Imagine playing a game of Old Maid with a child. She is about to pick the Old Maid card in your hand, which would cost her the game. You think about how excited she'd be if she won, so you hint that she might want to select another card. She does, and she wins. You're both happy. But was letting her win a wise move?
Psychologists and child-rearing experts have long said kids need to lose once in a while. They claim that losing at games or sports helps children build coping skills, develop empathy and learn what the real world is like. Now, a new study out of Amherst College and the University of Virginia says intentionally throwing a game or challenge may result in children who can't effectively make judgments or read important information and cues.
In the study, researchers conducted a series of trials where 4- and 5-year-olds (most of them from white, middle- and upper-class families) played a game with hidden objects. Two adults gave the kids clues to the location of the objects. One adult gave accurate clues, while the other gave false ones. Then, the researchers set up the game so that half of the kids always found the hidden object, no matter what the adults said. The remaining children played a game left to chance, where they were more likely to find the hidden object if they listened carefully and figured out which adult gave useful clues.
Afterwards, the researchers asked the kids which of the two adults they'd select to help them find more hidden objects. Unsurprisingly, the kids in the unrigged game preferred the adult who gave accurate tips. But those in the rigged version had no preference. They didn't realize only one adult gave them helpful information.
That means if you always let children beat you at Old Maid, they might not learn to consider the number of cards in their hand, what's in your hand, what's in the draw pile and where they last spotted the Old Maid.
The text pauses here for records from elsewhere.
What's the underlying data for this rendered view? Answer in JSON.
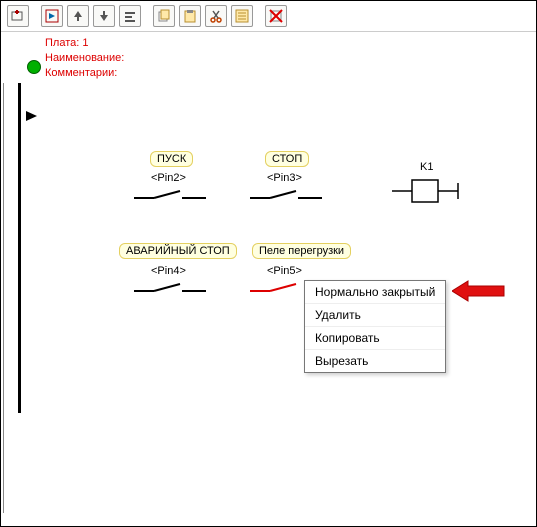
{
  "header": {
    "plata_label": "Плата:",
    "plata_value": "1",
    "name_label": "Наименование:",
    "comment_label": "Комментарии:"
  },
  "toolbar": {
    "icons": [
      "box-plus",
      "flag-in",
      "arrow-up",
      "arrow-down",
      "align",
      "multi-page",
      "paste",
      "cut",
      "list",
      "no-box"
    ]
  },
  "schematic": {
    "tags": {
      "pusk": "ПУСК",
      "stop": "СТОП",
      "avar": "АВАРИЙНЫЙ СТОП",
      "overload": "Пеле перегрузки"
    },
    "pins": {
      "pin2": "<Pin2>",
      "pin3": "<Pin3>",
      "pin4": "<Pin4>",
      "pin5": "<Pin5>"
    },
    "relay": "K1"
  },
  "context_menu": {
    "items": [
      "Нормально закрытый",
      "Удалить",
      "Копировать",
      "Вырезать"
    ],
    "selected_index": 0
  }
}
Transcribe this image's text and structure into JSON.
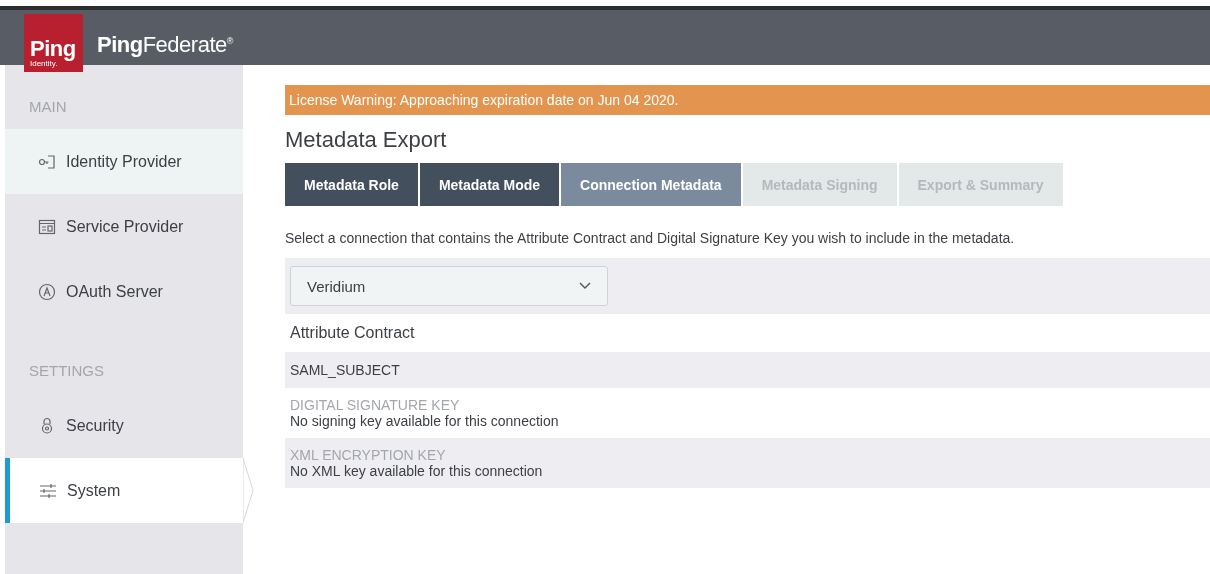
{
  "header": {
    "logo": {
      "word": "Ping",
      "sub": "Identity."
    },
    "product": {
      "bold": "Ping",
      "light": "Federate",
      "mark": "®"
    }
  },
  "sidebar": {
    "sections": [
      {
        "title": "MAIN",
        "items": [
          {
            "label": "Identity Provider",
            "highlighted": true,
            "selected": false
          },
          {
            "label": "Service Provider",
            "highlighted": false,
            "selected": false
          },
          {
            "label": "OAuth Server",
            "highlighted": false,
            "selected": false
          }
        ]
      },
      {
        "title": "SETTINGS",
        "items": [
          {
            "label": "Security",
            "highlighted": false,
            "selected": false
          },
          {
            "label": "System",
            "highlighted": false,
            "selected": true
          }
        ]
      }
    ]
  },
  "warning": "License Warning: Approaching expiration date on Jun 04 2020.",
  "page_title": "Metadata Export",
  "steps": [
    {
      "label": "Metadata Role",
      "completed": true,
      "selected": false
    },
    {
      "label": "Metadata Mode",
      "completed": true,
      "selected": false
    },
    {
      "label": "Connection Metadata",
      "completed": false,
      "selected": true
    },
    {
      "label": "Metadata Signing",
      "completed": false,
      "selected": false
    },
    {
      "label": "Export & Summary",
      "completed": false,
      "selected": false
    }
  ],
  "instruction": "Select a connection that contains the Attribute Contract and Digital Signature Key you wish to include in the metadata.",
  "connection_select": {
    "value": "Veridium"
  },
  "attribute_contract": {
    "heading": "Attribute Contract",
    "attributes": [
      "SAML_SUBJECT"
    ]
  },
  "keys": [
    {
      "label": "DIGITAL SIGNATURE KEY",
      "value": "No signing key available for this connection"
    },
    {
      "label": "XML ENCRYPTION KEY",
      "value": "No XML key available for this connection"
    }
  ]
}
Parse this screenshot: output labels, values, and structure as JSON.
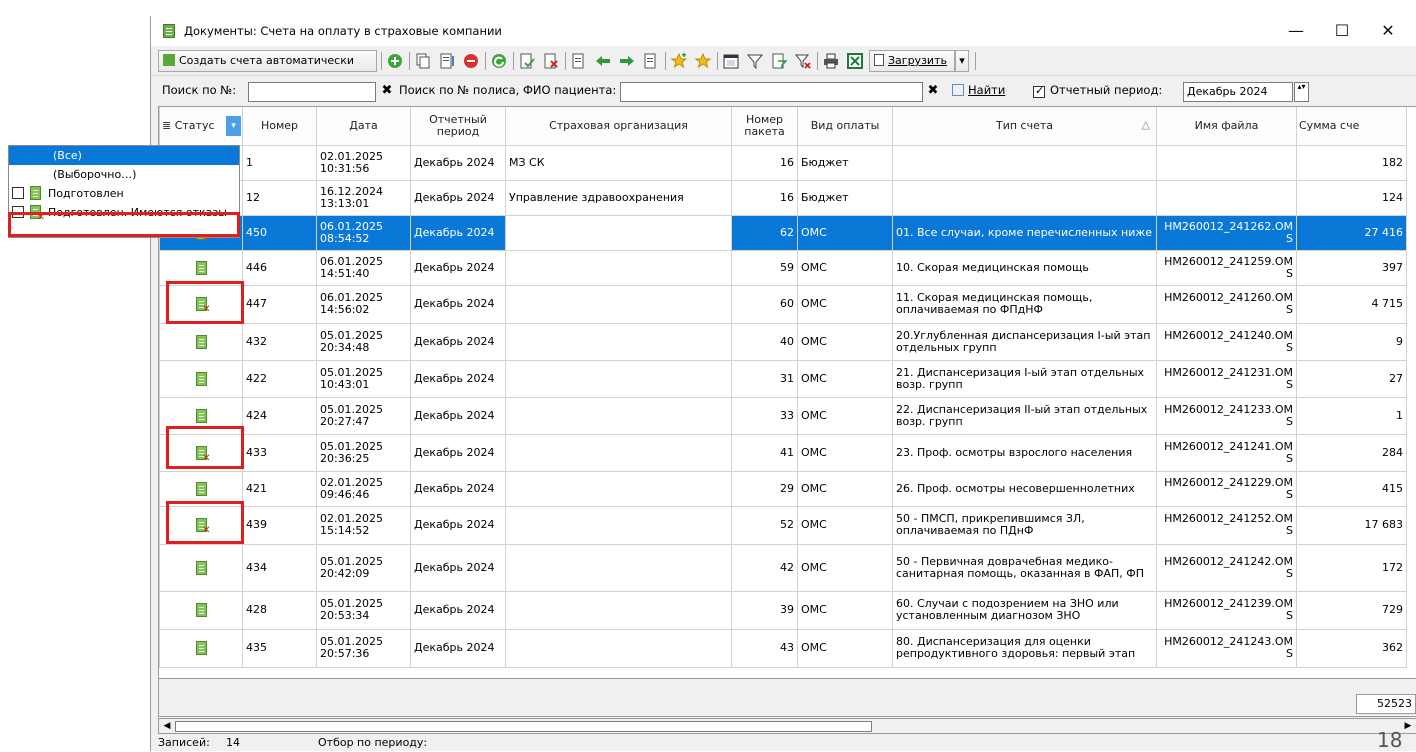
{
  "window": {
    "title": "Документы: Счета на оплату в страховые компании",
    "minimize": "—",
    "maximize": "☐",
    "close": "✕"
  },
  "toolbar": {
    "auto_create_label": "Создать счета автоматически",
    "load_label": "Загрузить",
    "load_dropdown": "▾",
    "icons": [
      "add-icon",
      "copy-icon",
      "edit-icon",
      "delete-icon",
      "refresh-icon",
      "approve-icon",
      "reject-icon",
      "export-icon",
      "arrow-left-icon",
      "arrow-right-icon",
      "import-icon",
      "star-add-icon",
      "star-icon",
      "calendar-icon",
      "filter-icon",
      "filter-edit-icon",
      "filter-clear-icon",
      "print-icon",
      "excel-icon",
      "load-icon"
    ]
  },
  "search": {
    "number_label": "Поиск по №:",
    "number_value": "",
    "policy_label": "Поиск по № полиса, ФИО пациента:",
    "policy_value": "",
    "clear_glyph": "✖",
    "find_label": "Найти",
    "period_label": "Отчетный период:",
    "period_checked": true,
    "period_value": "Декабрь  2024",
    "spin_glyph": "▴▾"
  },
  "grid": {
    "columns": [
      "Статус",
      "Номер",
      "Дата",
      "Отчетный период",
      "Страховая организация",
      "Номер пакета",
      "Вид оплаты",
      "Тип счета",
      "Имя файла",
      "Сумма сче"
    ],
    "sort_glyph": "△",
    "filter_glyph": "▾",
    "columns_glyph": "≣",
    "rows": [
      {
        "status": "",
        "num": "1",
        "date": "02.01.2025 10:31:56",
        "period": "Декабрь 2024",
        "org": "МЗ СК",
        "pkg": "16",
        "pay": "Бюджет",
        "type": "",
        "file": "",
        "sum": "182"
      },
      {
        "status": "",
        "num": "12",
        "date": "16.12.2024 13:13:01",
        "period": "Декабрь 2024",
        "org": "Управление здравоохранения",
        "pkg": "16",
        "pay": "Бюджет",
        "type": "",
        "file": "",
        "sum": "124"
      },
      {
        "status": "rejected",
        "num": "450",
        "date": "06.01.2025 08:54:52",
        "period": "Декабрь 2024",
        "org": "",
        "pkg": "62",
        "pay": "ОМС",
        "type": "01. Все случаи, кроме перечисленных ниже",
        "file": "HM260012_241262.OMS",
        "sum": "27 416",
        "selected": true
      },
      {
        "status": "ok",
        "num": "446",
        "date": "06.01.2025 14:51:40",
        "period": "Декабрь 2024",
        "org": "",
        "pkg": "59",
        "pay": "ОМС",
        "type": "10. Скорая медицинская помощь",
        "file": "HM260012_241259.OMS",
        "sum": "397"
      },
      {
        "status": "rejected",
        "num": "447",
        "date": "06.01.2025 14:56:02",
        "period": "Декабрь 2024",
        "org": "",
        "pkg": "60",
        "pay": "ОМС",
        "type": "11. Скорая медицинская помощь, оплачиваемая по ФПдНФ",
        "file": "HM260012_241260.OMS",
        "sum": "4 715"
      },
      {
        "status": "ok",
        "num": "432",
        "date": "05.01.2025 20:34:48",
        "period": "Декабрь 2024",
        "org": "",
        "pkg": "40",
        "pay": "ОМС",
        "type": "20.Углубленная диспансеризация I-ый этап отдельных групп",
        "file": "HM260012_241240.OMS",
        "sum": "9"
      },
      {
        "status": "ok",
        "num": "422",
        "date": "05.01.2025 10:43:01",
        "period": "Декабрь 2024",
        "org": "",
        "pkg": "31",
        "pay": "ОМС",
        "type": "21. Диспансеризация I-ый этап отдельных возр. групп",
        "file": "HM260012_241231.OMS",
        "sum": "27"
      },
      {
        "status": "ok",
        "num": "424",
        "date": "05.01.2025 20:27:47",
        "period": "Декабрь 2024",
        "org": "",
        "pkg": "33",
        "pay": "ОМС",
        "type": "22. Диспансеризация II-ый этап отдельных возр. групп",
        "file": "HM260012_241233.OMS",
        "sum": "1"
      },
      {
        "status": "rejected",
        "num": "433",
        "date": "05.01.2025 20:36:25",
        "period": "Декабрь 2024",
        "org": "",
        "pkg": "41",
        "pay": "ОМС",
        "type": "23. Проф. осмотры взрослого населения",
        "file": "HM260012_241241.OMS",
        "sum": "284"
      },
      {
        "status": "ok",
        "num": "421",
        "date": "02.01.2025 09:46:46",
        "period": "Декабрь 2024",
        "org": "",
        "pkg": "29",
        "pay": "ОМС",
        "type": "26. Проф. осмотры несовершеннолетних",
        "file": "HM260012_241229.OMS",
        "sum": "415"
      },
      {
        "status": "rejected",
        "num": "439",
        "date": "02.01.2025 15:14:52",
        "period": "Декабрь 2024",
        "org": "",
        "pkg": "52",
        "pay": "ОМС",
        "type": "50 - ПМСП, прикрепившимся ЗЛ, оплачиваемая по ПДнФ",
        "file": "HM260012_241252.OMS",
        "sum": "17 683"
      },
      {
        "status": "ok",
        "num": "434",
        "date": "05.01.2025 20:42:09",
        "period": "Декабрь 2024",
        "org": "",
        "pkg": "42",
        "pay": "ОМС",
        "type": "50 - Первичная доврачебная медико-санитарная помощь, оказанная в ФАП, ФП",
        "file": "HM260012_241242.OMS",
        "sum": "172"
      },
      {
        "status": "ok",
        "num": "428",
        "date": "05.01.2025 20:53:34",
        "period": "Декабрь 2024",
        "org": "",
        "pkg": "39",
        "pay": "ОМС",
        "type": "60. Случаи с подозрением на ЗНО или установленным диагнозом ЗНО",
        "file": "HM260012_241239.OMS",
        "sum": "729"
      },
      {
        "status": "ok",
        "num": "435",
        "date": "05.01.2025 20:57:36",
        "period": "Декабрь 2024",
        "org": "",
        "pkg": "43",
        "pay": "ОМС",
        "type": "80. Диспансеризация для оценки репродуктивного здоровья: первый этап",
        "file": "HM260012_241243.OMS",
        "sum": "362"
      }
    ]
  },
  "filter_popup": {
    "items": [
      {
        "label": "(Все)",
        "checkbox": false,
        "icon": "",
        "highlighted": true
      },
      {
        "label": "(Выборочно…)",
        "checkbox": false,
        "icon": ""
      },
      {
        "label": "Подготовлен",
        "checkbox": true,
        "icon": "ok"
      },
      {
        "label": "Подготовлен. Имеются отказы",
        "checkbox": true,
        "icon": "rejected"
      }
    ]
  },
  "footer": {
    "total_sum": "52523",
    "records_label": "Записей:",
    "records_count": "14",
    "period_filter_label": "Отбор по периоду:",
    "scroll_left": "◀",
    "scroll_right": "▶"
  },
  "page_number": "18",
  "colors": {
    "selection": "#0a78d7",
    "highlight_box": "#e01f1f",
    "doc_green": "#86c25a"
  }
}
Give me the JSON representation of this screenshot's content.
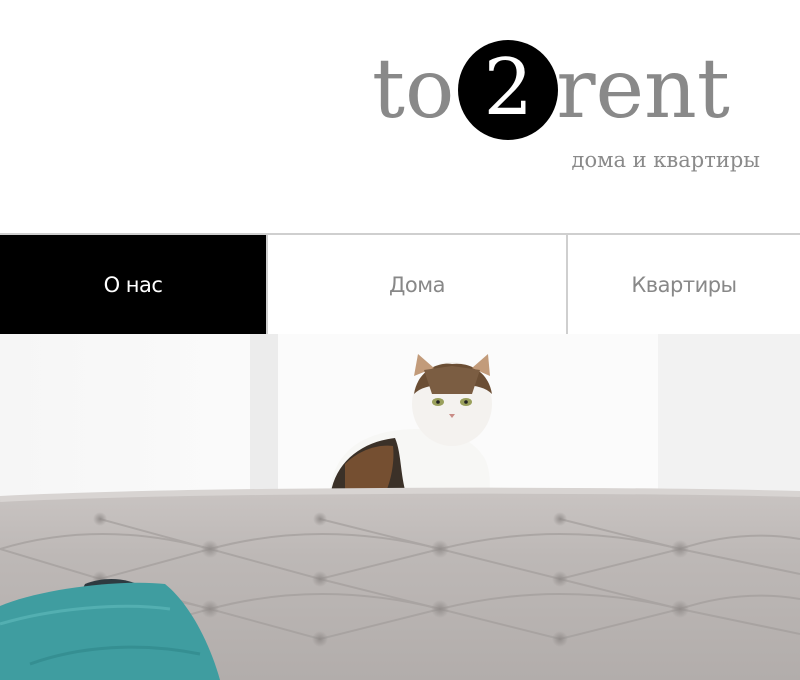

Letting kids win all the time could cause them to develop a general inability to spot important information relevant to future success.
Cheating to help kids win games has ties to today's "trophy culture," where children are often given rewards simply for participating in sports and other competitive events. "Participation trophies convey some messages that hurt kids in the long run," says Nicki Nance, a licensed psychotherapist and assistant professor of human services and psychology at Beacon College, who was not involved in the study. While giving participation trophies may seem like a kind gesture — everyone's working hard out there, after all — it can backfire.
"Parents may believe that they are assuring their child's good self-esteem by rewarding them for showing up," says Nance. "In fact, they are setting them up to feel angry and betrayed when peers, partners, teachers and employers don't find their mere presence 'awesome.'" She also notes that a low tolerance for rejection, which may develop in kids who are excessively rewarded, is often at the heart of domestic violence and school shootings.
But other experts say that encouraging positive self-esteem through participatory trophies isn't necessarily harmful. However, it's important for children to learn how to distinguish true accomplishments from mere participation. Also, adults should watch how much praise they give children. If they give too much, kids may end up less resilient. The key is to limit kudos to times children actually do something impressive, like strategize, concentrate or creatively approach difficult tasks.
"Self-esteem doesn't come from being adored," says Nance. "Good self-esteem is the product of mastery. If we don't let children fail, they miss the opportunity to take ownership of success."